Another Marsh Harrier proved ‘bird of the period’ as it spent the evening over Colyford Marsh on 11th. Unlike the only other Harrier of this year, this one remained for a good few hours. There was no sign of it the next morning though.
Mid May is usually the best time of the year for passage waders. It is when we get three figure strong flocks of small waders (mostly Dunlin and Ringed Plover) feeding on the Estuary, but for some reason this year it just isn’t happening. Peak counts for these two species were 37 Dunlin on 12th, and ten Ringed Plovers on 10th. A fairly late Little Ringed Plover spent a few days on Blackhole Marsh from 10th. A couple of Greenshank and several Whimbrel have been seen with a summer plumaged Bar-tailed Godwit in the vicinity from 9th, probably the most attractive wader we’ve had so far.
Swifts have been arriving in good numbers, with some very strong passage occurring on many dates. Blackhole Marsh is proving a good site to see this species, along with all the usual hirundines feeding low over the water. A couple of Hobbys have been seen here amongst them.
Spotted Flycatcher secured its place on the 2010 year list on 4th, with one in Beer. Several have been seen since. The 8th saw a bit of an arrival of Lesser Whitethroats, with six at Beer Head and one in Axmouth. Also on this date a late Black Redstart on Beer Head along with two Redstart.
The sea is still dire, though the 14th saw a slight increase with the second Arctic Skua of 2010 along with a few Manx Shearwaters, Great Northern Divers and a good passage of Guillemots and Razorbills.
Photos: Little Ringed Plover – Steve Waite; Whimbrel – Karen Woolley.
Mothing this month has been slow, with the cold nights. I have captured a couple of nice species though, along with my first immigrant of the year…
Photos: Pine Beauty, Pale Tussock and Silver Y – Steve Waite.
News from Holyford Woods
The Bluebells are stunning, and their perfume where the sun warms them is over-powering. Bluebell Day was a great success, and many people and Friends of Holyford Woods were able to enjoy the walks, especially those unable to cross the fields, who were kindly ferried by Colin Pady. All the woodland birds were heard on the Dawn Chorus Walk, and their songs ring through the Woods any time of the day. Peter Vernon tells me the missing Wrens have been in the surrounding hedgerows through the bitter weather. Now many are back and their songs are heard all over the Woods again. There have been two reports of a Cuckoo heard briefly, and I am told of one calling in Bindon Valley behind Axmouth.

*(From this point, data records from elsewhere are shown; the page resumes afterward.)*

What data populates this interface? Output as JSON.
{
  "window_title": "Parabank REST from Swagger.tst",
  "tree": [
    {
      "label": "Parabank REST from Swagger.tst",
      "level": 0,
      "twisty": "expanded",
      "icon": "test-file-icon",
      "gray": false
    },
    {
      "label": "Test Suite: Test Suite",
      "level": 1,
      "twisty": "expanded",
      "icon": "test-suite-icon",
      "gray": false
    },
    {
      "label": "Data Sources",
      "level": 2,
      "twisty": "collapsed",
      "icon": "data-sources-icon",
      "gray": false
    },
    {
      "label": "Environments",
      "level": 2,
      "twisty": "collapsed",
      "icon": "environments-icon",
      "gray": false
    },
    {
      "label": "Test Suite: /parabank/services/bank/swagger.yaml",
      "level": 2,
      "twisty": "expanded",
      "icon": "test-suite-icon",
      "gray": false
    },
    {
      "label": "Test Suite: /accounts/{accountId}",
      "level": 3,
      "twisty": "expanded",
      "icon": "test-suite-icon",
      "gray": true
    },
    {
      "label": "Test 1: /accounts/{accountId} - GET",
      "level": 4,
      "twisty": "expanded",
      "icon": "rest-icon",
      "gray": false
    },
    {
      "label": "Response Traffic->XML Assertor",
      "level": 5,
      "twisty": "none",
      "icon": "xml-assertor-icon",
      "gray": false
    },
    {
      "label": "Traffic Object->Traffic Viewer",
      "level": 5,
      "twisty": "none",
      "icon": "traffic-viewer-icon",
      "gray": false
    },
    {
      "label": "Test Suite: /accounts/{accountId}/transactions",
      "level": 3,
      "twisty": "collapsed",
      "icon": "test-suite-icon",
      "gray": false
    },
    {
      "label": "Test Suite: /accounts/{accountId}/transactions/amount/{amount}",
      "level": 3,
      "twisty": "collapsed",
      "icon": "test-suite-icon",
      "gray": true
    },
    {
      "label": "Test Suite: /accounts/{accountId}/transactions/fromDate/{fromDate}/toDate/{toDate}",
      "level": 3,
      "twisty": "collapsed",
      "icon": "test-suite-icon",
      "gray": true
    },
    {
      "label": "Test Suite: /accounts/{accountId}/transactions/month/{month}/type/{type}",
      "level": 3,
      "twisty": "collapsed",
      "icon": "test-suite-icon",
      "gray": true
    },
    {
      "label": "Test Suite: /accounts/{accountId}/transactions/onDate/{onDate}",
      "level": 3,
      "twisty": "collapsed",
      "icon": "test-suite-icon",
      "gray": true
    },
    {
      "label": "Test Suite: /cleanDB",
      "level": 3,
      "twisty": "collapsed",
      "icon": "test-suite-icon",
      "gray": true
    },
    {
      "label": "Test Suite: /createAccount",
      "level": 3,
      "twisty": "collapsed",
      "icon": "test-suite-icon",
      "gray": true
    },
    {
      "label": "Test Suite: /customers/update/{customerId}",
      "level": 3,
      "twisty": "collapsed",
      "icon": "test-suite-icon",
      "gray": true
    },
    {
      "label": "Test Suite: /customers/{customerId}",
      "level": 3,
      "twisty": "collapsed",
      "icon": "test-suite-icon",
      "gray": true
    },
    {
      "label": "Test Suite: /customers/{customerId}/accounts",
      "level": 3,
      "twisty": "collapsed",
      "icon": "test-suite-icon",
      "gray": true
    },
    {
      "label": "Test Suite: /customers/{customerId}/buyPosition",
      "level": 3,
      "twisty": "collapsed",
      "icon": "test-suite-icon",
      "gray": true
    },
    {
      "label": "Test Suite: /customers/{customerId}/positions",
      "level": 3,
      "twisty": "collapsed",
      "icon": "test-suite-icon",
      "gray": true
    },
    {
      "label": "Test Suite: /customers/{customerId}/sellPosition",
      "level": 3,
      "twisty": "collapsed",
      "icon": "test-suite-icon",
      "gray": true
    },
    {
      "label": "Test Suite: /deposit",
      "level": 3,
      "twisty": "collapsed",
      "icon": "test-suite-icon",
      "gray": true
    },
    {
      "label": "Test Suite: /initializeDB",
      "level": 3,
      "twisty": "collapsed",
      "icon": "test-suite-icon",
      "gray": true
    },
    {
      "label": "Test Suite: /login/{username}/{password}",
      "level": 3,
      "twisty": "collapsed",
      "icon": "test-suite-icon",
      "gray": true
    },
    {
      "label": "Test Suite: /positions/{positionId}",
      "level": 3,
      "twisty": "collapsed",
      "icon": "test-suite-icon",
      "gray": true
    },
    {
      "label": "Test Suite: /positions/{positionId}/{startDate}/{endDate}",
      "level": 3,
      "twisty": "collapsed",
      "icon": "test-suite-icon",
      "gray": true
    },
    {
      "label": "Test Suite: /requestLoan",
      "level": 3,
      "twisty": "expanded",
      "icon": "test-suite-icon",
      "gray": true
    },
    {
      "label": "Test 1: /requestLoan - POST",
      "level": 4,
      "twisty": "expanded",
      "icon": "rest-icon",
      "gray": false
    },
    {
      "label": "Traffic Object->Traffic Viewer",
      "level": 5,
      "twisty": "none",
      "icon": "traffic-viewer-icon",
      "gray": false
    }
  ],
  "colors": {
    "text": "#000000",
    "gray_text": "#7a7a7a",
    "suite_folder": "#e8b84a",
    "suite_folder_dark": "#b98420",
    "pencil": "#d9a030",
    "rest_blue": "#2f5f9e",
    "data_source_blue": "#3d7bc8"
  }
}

Flowers which have now joined the Bluebells are Red Campion, Stitchwort, Yellow Archangel, and most of the Ramsons. Foxgloves are not far behind.
One afternoon I enjoyed ten minutes closely watching the Roe buck, nibbling brambles on the slope of The Hangings. He now has fine antlers, though one point is bent over. Not much sign of the does who will be having young soon. Butterflies have been lovely, with 3 Orange Tips, 3 Green-veined White, 7 Speckled Wood and 2 Peacock.
Thursday 20th May, 2.00pm – 4.00 pm Stop Line Way Walk and Talk Led by archeologist Bill Horner, who will explore the southern section, where you may have noticed those little ‘Pill Boxes’. Meet at Colyford Memorial Hall.
Sunday 30th May 5.00 pm – 7.00 pm Birds from the Tram with Donald Campbell.
Wednesday 2nd June 9.00 am – 11.00 am Birds from the Tram for Junior Birders with James Chubb.
Many thanks to David, Steve, Jean and all contributors!